I see Him in the 75-year-old pastor admitted to hospital with COVID-19, holding the hands of those dying around him and reading the Bible to them. A kind and gentle man helping others amid a personal storm.
I see Him in the doctor who treated the old pastor and who was devastated by his death; an atheist for years, who had never believed such hope was possible, but now believes and trusts in Jesus.
I see Him in the saving grace and love experienced by millions, like the doctor, rescued from death, destruction and despair, and given forgiveness, a relationship with God and eternal life.
I see Him in my brothers and sisters in church; disciples of Jesus, of varying ages and backgrounds, overcoming all manner of technical obstacles to carry on worshipping together, praying, weeping and rejoicing, sharing God's blessing, and going out to serve and bless their neighbours and communities.

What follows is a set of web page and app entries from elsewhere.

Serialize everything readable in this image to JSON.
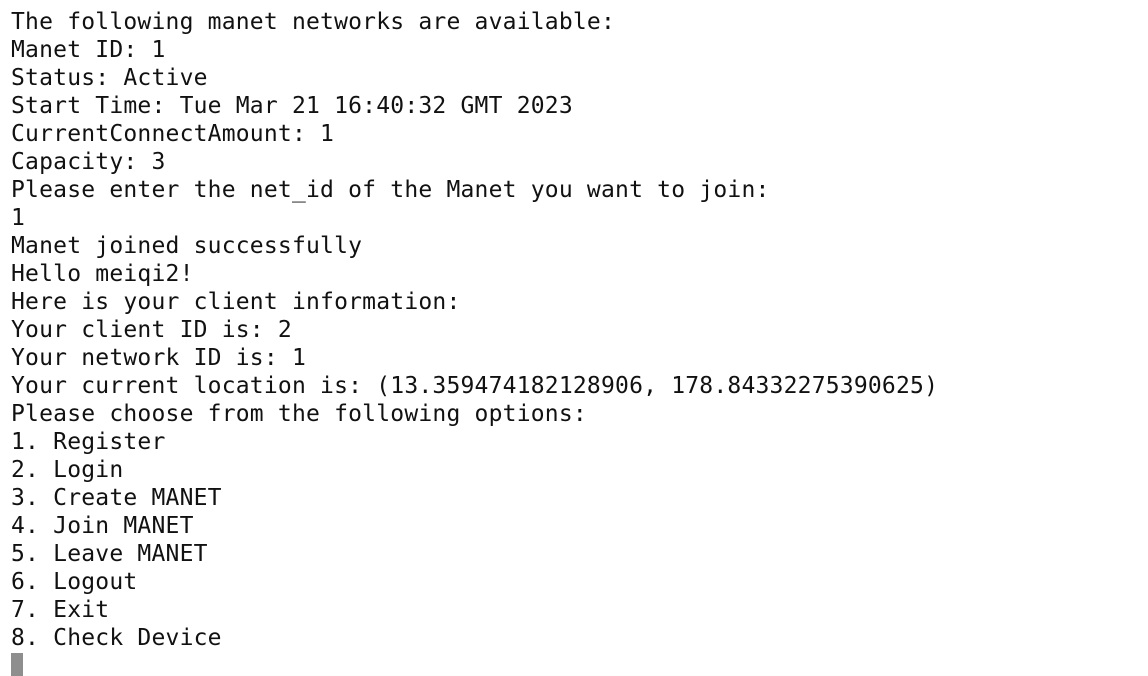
{
  "terminal": {
    "lines": [
      "-",
      "The following manet networks are available:",
      "Manet ID: 1",
      "Status: Active",
      "Start Time: Tue Mar 21 16:40:32 GMT 2023",
      "CurrentConnectAmount: 1",
      "Capacity: 3",
      "Please enter the net_id of the Manet you want to join:",
      "1",
      "Manet joined successfully",
      "Hello meiqi2!",
      "Here is your client information:",
      "Your client ID is: 2",
      "Your network ID is: 1",
      "Your current location is: (13.359474182128906, 178.84332275390625)",
      "Please choose from the following options:",
      "1. Register",
      "2. Login",
      "3. Create MANET",
      "4. Join MANET",
      "5. Leave MANET",
      "6. Logout",
      "7. Exit",
      "8. Check Device"
    ]
  }
}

And ultimately I see Him in the Bible and in the Lord Jesus Christ, the image of the invisible God, and I can't wait until Easter this year, when in the midst of everything we will remember the life-giving power of the death and resurrection of Jesus. He died to take the punishment we deserved so that we can know God and enjoy him forever.
There are witnesses testifying to God's goodness everywhere. The question is: Are we listening? Maybe in this unique time in our lives, when so much else is silenced, we might find time to hear the One who cannot be silenced, to repent and turn to Him. He is there, and he sent his Son to die on the Cross so that you should not perish but have eternal life and know him personally today and forever.
Written by Steffan Jones (Pastor in Pontardawe)